My response to all of this is a big shrug. So they send Arafat back to Tunis or assassinate him, the occupation will still be there. The Israelis will be the losers because they will no longer have the decrepit old man, their “bin Laden” to blame for all their problems. They will come face to face with the fact that it is their occupation and their attempt to crush all opposition to it that is the fuel of the conflict. Palestinians will be neither better off nor worse off. Some even think that a return to direct military occupation without the intermediary of the Palestinian Authority can only sharpen the confrontation and hence bring it to its conclusion more rapidly.
Certainly no serious person believes that Arafat and his lieutenants, nominally controlling a few divided scraps of land in the occupied West Bank and Gaza, bombed daily by the Israeli army, can through coercion, arrests and torture do what Israel with all its might has failed to do — bring about an unconditional end to all resistance against the occupation or attacks on Israeli civilians. Rumsfeld revealed that even he doubts that Arafat can succeed when he told NBCs “Meet the Press” that Arafat “is not a particularly strong leader, and I don’t know that he has good control over the Palestinian situation.” But Zionist orthodoxy in the United States, enforced by Israel’s intransigent and powerful lobby, demands that all the ugly symptoms of 53 years of relentless and unspeakably brutal dispossession and repression of millions of people by Israel, and decades of US collusion and support for these policies, be blamed on one man. All too aware of its assigned role, the Palestinian Authority has declared a “state of emergency.” This amounts to little in practice since all the means of repression and arbitrary rule at the disposal of the PA are already in full use while none of the means that could actually improve the lives of Palestinians are granted to it by the Israeli occupier.
This morning the BBC World Service asked Mr. Rolf Mayer, a former minister in the last Apartheid government of South Africa whether from his experience he thought that the onus was on the Israeli government or the Palestinians to act to end this conflict. Mayer said that it was not until the Apartheid government— the side with the power — gave up the dream of perpetuating white rule that South Africa could move forward, and that therefore it was up to Israel — the side with the power — to decide to end its occupation. Mayer said that negotiations take place in the context of conflict and therefore the demand that all violence be stopped as a precondition for negotiations was one which would have doomed the South African peace talks to failure.

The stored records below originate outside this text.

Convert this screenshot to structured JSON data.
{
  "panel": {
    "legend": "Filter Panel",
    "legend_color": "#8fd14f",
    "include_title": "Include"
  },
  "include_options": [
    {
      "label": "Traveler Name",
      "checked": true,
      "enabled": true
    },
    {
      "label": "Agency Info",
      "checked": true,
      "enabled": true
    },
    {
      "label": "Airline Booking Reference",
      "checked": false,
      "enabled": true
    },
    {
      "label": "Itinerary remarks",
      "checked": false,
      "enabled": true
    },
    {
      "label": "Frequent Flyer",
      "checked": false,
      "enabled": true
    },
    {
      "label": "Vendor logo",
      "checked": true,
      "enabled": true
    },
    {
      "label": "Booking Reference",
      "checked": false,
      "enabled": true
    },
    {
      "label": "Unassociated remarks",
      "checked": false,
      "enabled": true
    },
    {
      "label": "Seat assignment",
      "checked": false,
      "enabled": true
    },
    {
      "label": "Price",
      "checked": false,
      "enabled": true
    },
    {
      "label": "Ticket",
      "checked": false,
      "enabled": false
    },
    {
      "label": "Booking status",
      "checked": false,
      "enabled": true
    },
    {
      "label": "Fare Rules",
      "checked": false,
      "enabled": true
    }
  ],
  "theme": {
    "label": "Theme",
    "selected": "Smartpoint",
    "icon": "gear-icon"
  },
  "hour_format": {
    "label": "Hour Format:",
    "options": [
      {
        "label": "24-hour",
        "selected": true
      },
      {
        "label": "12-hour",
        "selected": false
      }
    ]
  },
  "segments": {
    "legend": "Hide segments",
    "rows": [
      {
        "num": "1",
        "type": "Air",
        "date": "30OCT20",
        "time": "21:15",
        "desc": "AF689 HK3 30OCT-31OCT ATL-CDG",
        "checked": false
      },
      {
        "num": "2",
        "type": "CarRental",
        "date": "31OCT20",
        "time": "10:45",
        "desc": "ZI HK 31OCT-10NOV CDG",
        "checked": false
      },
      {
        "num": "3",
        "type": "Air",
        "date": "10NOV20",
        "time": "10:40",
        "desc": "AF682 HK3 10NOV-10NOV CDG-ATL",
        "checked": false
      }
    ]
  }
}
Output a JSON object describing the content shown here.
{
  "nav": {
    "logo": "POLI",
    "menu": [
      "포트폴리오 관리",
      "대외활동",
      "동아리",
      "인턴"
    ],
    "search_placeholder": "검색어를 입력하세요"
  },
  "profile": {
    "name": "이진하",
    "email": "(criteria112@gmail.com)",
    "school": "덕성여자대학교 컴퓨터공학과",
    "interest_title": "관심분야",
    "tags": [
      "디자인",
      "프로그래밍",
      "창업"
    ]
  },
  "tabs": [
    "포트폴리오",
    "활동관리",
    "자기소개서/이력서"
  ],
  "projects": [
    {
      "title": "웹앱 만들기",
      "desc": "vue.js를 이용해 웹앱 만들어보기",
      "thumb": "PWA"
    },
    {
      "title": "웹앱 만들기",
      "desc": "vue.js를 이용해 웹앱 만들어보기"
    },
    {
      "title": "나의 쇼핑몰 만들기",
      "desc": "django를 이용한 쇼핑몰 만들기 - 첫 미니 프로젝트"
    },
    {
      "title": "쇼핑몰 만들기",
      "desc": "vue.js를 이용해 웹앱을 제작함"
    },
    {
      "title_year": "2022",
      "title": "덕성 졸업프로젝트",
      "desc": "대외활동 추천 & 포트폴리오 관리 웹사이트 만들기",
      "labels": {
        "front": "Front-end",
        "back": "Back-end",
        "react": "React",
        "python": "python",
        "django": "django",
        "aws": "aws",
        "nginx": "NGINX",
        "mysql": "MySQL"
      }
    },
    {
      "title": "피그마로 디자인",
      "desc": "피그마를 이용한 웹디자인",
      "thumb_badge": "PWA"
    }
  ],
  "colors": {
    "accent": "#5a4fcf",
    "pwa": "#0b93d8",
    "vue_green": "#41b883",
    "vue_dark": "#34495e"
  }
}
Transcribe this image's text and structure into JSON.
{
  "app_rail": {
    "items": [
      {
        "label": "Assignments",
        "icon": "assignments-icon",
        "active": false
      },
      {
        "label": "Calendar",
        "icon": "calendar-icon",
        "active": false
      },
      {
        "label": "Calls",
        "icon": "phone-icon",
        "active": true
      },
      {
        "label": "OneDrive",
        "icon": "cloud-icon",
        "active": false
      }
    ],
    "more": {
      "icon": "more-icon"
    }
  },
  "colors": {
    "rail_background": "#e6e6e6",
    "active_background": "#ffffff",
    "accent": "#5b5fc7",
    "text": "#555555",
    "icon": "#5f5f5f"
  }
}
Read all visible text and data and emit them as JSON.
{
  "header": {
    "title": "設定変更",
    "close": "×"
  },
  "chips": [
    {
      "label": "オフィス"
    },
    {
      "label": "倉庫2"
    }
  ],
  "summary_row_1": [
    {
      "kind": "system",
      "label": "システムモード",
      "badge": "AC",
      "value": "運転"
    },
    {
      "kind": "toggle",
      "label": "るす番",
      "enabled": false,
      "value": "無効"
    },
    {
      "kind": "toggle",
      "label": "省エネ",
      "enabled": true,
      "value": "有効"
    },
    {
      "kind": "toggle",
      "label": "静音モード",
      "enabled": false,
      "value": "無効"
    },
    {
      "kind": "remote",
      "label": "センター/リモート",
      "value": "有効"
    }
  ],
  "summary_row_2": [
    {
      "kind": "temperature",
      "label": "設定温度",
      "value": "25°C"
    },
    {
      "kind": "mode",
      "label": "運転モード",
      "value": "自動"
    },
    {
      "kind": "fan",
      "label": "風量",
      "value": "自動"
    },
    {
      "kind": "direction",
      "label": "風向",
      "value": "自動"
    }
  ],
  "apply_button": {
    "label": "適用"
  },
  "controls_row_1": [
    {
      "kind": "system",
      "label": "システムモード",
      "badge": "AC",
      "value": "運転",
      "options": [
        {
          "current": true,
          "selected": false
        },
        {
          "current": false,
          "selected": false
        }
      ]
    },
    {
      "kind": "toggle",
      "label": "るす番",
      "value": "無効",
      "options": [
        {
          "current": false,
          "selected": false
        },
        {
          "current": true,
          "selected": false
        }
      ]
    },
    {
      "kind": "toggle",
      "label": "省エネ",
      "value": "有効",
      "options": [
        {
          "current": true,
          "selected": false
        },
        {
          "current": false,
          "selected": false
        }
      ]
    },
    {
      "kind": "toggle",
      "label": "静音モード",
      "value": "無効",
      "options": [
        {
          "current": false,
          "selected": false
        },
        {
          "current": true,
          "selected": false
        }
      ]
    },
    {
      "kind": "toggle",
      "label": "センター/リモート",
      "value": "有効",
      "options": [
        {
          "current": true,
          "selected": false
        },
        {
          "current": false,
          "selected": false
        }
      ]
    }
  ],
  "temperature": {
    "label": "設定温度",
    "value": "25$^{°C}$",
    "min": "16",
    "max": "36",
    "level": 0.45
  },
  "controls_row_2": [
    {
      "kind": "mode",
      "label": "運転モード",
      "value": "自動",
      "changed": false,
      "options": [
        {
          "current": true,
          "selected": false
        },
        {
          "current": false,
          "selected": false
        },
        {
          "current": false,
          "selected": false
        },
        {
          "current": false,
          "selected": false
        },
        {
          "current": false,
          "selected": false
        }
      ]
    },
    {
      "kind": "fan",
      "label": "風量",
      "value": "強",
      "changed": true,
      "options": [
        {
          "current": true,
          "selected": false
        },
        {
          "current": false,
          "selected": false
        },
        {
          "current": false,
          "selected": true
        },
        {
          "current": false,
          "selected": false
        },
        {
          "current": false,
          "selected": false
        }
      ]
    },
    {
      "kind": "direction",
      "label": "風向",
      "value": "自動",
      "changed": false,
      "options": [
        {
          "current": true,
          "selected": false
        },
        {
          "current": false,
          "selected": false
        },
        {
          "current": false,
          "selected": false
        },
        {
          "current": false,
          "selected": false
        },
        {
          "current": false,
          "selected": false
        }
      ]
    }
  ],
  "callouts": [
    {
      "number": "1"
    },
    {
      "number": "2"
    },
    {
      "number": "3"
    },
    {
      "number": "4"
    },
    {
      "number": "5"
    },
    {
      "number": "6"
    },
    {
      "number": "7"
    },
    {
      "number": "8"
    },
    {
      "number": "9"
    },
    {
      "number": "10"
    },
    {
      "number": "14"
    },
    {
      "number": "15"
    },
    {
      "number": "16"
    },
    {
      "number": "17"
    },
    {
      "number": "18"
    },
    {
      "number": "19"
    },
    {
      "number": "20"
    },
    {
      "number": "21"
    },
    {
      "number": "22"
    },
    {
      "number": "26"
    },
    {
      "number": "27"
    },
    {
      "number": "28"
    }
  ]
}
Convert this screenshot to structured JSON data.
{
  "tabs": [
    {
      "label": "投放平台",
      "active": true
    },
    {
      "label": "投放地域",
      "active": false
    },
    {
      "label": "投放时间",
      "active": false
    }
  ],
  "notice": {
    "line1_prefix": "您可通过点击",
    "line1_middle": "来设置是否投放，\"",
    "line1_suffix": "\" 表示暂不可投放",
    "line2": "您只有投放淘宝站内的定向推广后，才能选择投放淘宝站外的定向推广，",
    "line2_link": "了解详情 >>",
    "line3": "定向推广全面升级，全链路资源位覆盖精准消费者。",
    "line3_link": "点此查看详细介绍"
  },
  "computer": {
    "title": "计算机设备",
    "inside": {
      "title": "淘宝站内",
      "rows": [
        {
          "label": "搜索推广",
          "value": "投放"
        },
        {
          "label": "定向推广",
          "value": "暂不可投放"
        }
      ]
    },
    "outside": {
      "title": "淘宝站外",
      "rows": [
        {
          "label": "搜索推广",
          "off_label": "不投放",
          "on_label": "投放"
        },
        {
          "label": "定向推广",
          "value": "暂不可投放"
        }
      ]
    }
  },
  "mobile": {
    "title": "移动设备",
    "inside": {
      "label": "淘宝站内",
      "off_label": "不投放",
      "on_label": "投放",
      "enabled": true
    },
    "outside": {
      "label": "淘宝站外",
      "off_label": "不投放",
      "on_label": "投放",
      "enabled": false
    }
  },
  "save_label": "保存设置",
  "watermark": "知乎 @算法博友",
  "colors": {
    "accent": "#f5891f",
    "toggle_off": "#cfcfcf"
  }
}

Throughout the 1970s and 1980s, Apartheid South Africa and Israel were close military and political allies. So it is saying something when even Israel’s former Apartheid friends are telling it to see reality in a different way. And it is remarkable to think that when everyone in the world sees things clearly, only the United States government and media pretend they do not.
So last week the burden of death fell on Palestinians. This week on Israelis. The only surprise will be if in the coming week dozens more innocent people are not killed.
Mr. Zinni said he will stay in the region until he succeeds in getting a ceasefire. But if US policy is going to continue to ignore the root causes of the conflict, then I advise Mr. Zinni to do two things: start looking for a comfortable house and find a reliable supplier of wreaths.
Ali Abunimah is vice-president of the Arab-American Action Network and a well-known media analyst, Abunimah regularly writes public letters to the media, coordinates campaigns, and appears on a variety of national and international news programs as a commentator on the Israeli-Palestinian conflict. He is one of the founders of The Electronic Intifada. Ali Abunimah contributed to “The New Intifada: Resisting Israel’s Apartheid” (Verso Books, 2001).